Despite the conflicting claims, panelists agreed that the South China Sea is not as “hot” a flashpoint as the Taiwan Strait or the Korean Peninsula. Nevertheless, the fact that there is no bilateral or multilateral framework in place to resolve the claims means that there is potential for increasing trouble. Without a resolution framework, panelists speculated that clashes in the area would continue along the same lines as present. One panelist coined the term “slow intensity conflict” to describe what he thought might happen in the absence of negotiation. Conventional, small-scale clashes between competing countries will continue, he explained, but the overall level of violence would remain low. The only option for U.S. policy on the issue is official neutrality on the issue of ownership, backed up by firm rebuke of any country that attempts to disturb the situation.
As we move into the 21st century, the shifting dynamics in the region and especially the troubling flashpoints that threaten the peace demand attention. In the Taiwan Strait, open communication and understanding the stakes of all involved will remain the keys to increasing the chances for a peaceful solution to the problem. All sides will have to compromise. A recent rumor that Taiwan and the PRC have asked the United States to help with contacts is a sign that both the mainland and the island want to reduce tensions. In Korea, the international community welcomes changes in the DPRK, but must remain firm in the face of demands or outbursts made by the rogue state. In the South China Sea, a recent calm should not be mistaken for resolution of the problems. Tensions in that region run as deep as the proverbial still waters and just as in 1988 and 1994, it may only take one quick move for this flashpoint to resume its place near the top of the list of Asian trouble spots. Finally, a word must be added about the PRC, which was the focus directly or indirectly of much of the discussion during the one-day conference.

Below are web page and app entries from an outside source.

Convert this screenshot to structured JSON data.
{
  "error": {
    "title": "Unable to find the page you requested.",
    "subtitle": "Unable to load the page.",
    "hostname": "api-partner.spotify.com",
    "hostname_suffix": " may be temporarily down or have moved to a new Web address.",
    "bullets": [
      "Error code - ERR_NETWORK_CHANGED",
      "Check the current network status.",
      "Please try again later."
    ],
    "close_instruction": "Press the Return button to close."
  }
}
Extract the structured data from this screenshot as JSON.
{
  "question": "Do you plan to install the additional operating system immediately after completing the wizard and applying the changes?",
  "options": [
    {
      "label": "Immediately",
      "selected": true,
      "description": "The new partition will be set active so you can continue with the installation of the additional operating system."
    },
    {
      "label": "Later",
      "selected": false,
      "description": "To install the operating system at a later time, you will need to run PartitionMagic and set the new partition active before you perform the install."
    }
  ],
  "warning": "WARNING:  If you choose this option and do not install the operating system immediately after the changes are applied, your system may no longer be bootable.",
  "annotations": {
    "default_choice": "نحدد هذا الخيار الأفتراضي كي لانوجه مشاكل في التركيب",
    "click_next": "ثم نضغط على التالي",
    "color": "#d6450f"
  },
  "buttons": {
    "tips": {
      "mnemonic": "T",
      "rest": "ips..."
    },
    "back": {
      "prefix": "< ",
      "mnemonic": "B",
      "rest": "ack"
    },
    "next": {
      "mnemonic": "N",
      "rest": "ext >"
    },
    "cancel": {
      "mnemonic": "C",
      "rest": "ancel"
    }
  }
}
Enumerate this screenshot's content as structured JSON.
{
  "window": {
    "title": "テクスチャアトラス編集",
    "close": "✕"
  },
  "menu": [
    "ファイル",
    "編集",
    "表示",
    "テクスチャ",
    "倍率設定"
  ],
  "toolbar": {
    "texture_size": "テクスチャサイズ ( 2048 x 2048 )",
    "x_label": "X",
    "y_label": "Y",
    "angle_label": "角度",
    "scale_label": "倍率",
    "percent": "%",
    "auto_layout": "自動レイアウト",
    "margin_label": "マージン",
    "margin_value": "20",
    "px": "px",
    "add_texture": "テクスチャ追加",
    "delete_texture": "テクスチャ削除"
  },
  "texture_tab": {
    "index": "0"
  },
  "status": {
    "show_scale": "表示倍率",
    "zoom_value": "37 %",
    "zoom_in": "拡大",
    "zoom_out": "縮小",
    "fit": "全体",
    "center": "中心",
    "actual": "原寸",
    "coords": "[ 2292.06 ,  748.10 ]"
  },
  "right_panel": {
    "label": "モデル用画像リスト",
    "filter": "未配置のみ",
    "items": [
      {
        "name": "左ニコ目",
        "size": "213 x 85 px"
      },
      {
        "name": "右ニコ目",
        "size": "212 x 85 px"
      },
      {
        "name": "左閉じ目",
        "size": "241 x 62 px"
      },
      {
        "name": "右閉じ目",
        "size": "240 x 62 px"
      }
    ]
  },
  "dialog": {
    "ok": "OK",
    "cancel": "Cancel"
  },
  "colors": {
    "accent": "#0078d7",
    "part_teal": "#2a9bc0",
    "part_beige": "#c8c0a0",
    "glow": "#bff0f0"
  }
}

All agreed that China’s recent unprecedented economic growth and contributions to regional developments are welcome events. In their assessment of China’s potential direction, however, panelists reflected the divided opinions of the larger policy community, with some painting China as the future enemy, while others downplayed the military threat and stressed the importance of working together. There is a schizophrenic quality to the debate. As we look to the future, our first task is to find a way to talk about China policy that eschews the extremes of both “strategic partner” and “strategic adversary.” Growing military power, a regime in transition, and a strong economy— China is all of these things. A sound policy should not paint one of these issues more brightly than the others, but must deal with them equally, consistently, and realistically.